Interface dataset entries:
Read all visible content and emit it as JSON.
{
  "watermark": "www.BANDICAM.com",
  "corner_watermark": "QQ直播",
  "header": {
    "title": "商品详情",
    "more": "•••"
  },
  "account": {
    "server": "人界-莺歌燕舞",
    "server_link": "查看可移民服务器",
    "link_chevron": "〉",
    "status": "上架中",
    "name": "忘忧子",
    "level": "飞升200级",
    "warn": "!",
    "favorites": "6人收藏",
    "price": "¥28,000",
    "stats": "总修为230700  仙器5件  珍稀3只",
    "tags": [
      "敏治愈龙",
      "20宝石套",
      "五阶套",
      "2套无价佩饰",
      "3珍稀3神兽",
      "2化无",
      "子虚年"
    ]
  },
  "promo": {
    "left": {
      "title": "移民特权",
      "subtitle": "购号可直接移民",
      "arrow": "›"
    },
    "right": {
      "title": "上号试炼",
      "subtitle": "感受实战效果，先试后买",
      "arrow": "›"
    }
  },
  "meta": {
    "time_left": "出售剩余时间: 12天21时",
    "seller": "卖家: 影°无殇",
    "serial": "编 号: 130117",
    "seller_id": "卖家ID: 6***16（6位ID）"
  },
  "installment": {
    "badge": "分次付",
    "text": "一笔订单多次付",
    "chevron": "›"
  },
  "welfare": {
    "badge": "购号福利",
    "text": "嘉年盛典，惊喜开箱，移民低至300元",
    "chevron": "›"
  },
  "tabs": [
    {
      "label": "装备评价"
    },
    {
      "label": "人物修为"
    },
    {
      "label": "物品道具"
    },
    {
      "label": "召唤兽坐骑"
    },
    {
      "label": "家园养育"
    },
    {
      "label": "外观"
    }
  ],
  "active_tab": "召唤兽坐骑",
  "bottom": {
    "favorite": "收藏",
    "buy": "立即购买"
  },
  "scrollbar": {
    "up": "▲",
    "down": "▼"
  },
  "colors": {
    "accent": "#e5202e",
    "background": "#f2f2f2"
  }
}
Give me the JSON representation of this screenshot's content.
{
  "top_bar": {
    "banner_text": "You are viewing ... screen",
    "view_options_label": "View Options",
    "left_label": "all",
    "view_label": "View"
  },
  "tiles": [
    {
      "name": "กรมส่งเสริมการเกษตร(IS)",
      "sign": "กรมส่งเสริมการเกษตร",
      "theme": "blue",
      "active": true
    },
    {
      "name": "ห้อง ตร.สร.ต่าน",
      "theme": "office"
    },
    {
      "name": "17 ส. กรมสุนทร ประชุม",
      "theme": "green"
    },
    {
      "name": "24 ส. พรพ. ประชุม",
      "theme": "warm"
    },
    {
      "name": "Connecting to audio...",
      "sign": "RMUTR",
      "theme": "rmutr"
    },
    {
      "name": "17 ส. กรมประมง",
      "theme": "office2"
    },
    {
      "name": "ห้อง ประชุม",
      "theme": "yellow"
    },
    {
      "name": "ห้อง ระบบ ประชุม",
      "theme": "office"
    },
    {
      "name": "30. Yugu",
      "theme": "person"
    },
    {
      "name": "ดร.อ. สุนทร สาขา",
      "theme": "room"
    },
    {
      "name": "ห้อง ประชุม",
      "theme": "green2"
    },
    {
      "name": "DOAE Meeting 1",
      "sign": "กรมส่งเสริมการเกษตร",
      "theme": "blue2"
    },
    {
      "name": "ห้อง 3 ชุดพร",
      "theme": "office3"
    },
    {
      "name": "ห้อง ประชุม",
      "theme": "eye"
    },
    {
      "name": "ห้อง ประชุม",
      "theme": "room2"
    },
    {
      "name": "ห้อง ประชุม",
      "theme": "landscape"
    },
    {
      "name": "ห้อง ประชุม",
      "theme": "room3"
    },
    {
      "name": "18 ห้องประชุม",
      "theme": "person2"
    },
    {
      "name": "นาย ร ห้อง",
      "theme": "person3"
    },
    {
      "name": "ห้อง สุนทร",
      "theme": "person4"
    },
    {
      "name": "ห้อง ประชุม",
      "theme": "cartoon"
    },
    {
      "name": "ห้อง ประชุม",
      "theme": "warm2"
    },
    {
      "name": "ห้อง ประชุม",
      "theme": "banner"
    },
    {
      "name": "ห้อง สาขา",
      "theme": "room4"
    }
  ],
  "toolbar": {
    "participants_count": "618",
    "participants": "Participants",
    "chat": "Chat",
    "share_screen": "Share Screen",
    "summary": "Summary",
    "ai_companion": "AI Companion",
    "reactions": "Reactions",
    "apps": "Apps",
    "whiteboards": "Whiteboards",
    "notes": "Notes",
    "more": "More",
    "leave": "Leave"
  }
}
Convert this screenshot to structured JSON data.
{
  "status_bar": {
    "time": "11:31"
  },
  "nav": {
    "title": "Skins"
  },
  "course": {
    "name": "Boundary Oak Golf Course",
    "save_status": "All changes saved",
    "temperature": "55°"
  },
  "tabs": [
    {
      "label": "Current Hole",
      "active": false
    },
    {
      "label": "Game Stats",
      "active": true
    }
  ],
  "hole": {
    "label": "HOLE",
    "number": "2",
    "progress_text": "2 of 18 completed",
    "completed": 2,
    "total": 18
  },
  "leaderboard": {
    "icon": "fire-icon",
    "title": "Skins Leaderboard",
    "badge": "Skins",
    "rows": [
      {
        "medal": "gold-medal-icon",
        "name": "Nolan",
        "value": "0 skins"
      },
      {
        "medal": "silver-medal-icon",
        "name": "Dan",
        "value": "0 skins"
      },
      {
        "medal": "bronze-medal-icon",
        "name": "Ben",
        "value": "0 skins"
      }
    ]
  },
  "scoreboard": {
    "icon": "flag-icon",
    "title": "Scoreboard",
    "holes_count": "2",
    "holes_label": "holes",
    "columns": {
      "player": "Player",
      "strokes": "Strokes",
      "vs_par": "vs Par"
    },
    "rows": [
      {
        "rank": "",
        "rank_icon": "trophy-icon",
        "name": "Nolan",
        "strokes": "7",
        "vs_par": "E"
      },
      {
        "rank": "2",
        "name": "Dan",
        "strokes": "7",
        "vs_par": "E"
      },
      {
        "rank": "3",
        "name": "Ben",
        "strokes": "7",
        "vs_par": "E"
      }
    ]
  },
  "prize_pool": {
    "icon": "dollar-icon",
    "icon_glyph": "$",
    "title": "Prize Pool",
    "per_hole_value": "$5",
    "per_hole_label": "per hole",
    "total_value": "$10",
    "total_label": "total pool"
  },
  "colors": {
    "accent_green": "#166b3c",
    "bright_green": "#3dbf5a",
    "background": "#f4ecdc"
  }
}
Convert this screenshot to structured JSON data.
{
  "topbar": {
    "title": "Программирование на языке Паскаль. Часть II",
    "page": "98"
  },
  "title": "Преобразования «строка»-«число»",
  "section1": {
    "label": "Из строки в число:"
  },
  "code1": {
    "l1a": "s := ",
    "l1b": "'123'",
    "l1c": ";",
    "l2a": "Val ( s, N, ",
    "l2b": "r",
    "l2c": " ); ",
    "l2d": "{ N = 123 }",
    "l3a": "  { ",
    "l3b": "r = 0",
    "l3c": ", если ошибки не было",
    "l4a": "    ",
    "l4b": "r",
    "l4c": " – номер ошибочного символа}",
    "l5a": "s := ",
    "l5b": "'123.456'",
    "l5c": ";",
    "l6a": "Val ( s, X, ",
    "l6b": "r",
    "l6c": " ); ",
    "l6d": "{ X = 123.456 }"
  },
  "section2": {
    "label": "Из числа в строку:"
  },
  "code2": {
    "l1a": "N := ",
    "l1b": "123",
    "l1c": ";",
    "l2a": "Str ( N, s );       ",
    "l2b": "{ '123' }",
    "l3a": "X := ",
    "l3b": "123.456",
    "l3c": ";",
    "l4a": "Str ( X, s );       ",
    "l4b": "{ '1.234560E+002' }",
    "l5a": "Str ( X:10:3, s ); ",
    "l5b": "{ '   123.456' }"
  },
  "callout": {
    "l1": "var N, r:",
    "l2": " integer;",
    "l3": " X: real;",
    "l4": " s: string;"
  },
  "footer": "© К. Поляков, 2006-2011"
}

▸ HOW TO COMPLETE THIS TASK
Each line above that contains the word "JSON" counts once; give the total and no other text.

▸ RESPONSE TO THIS TASK
4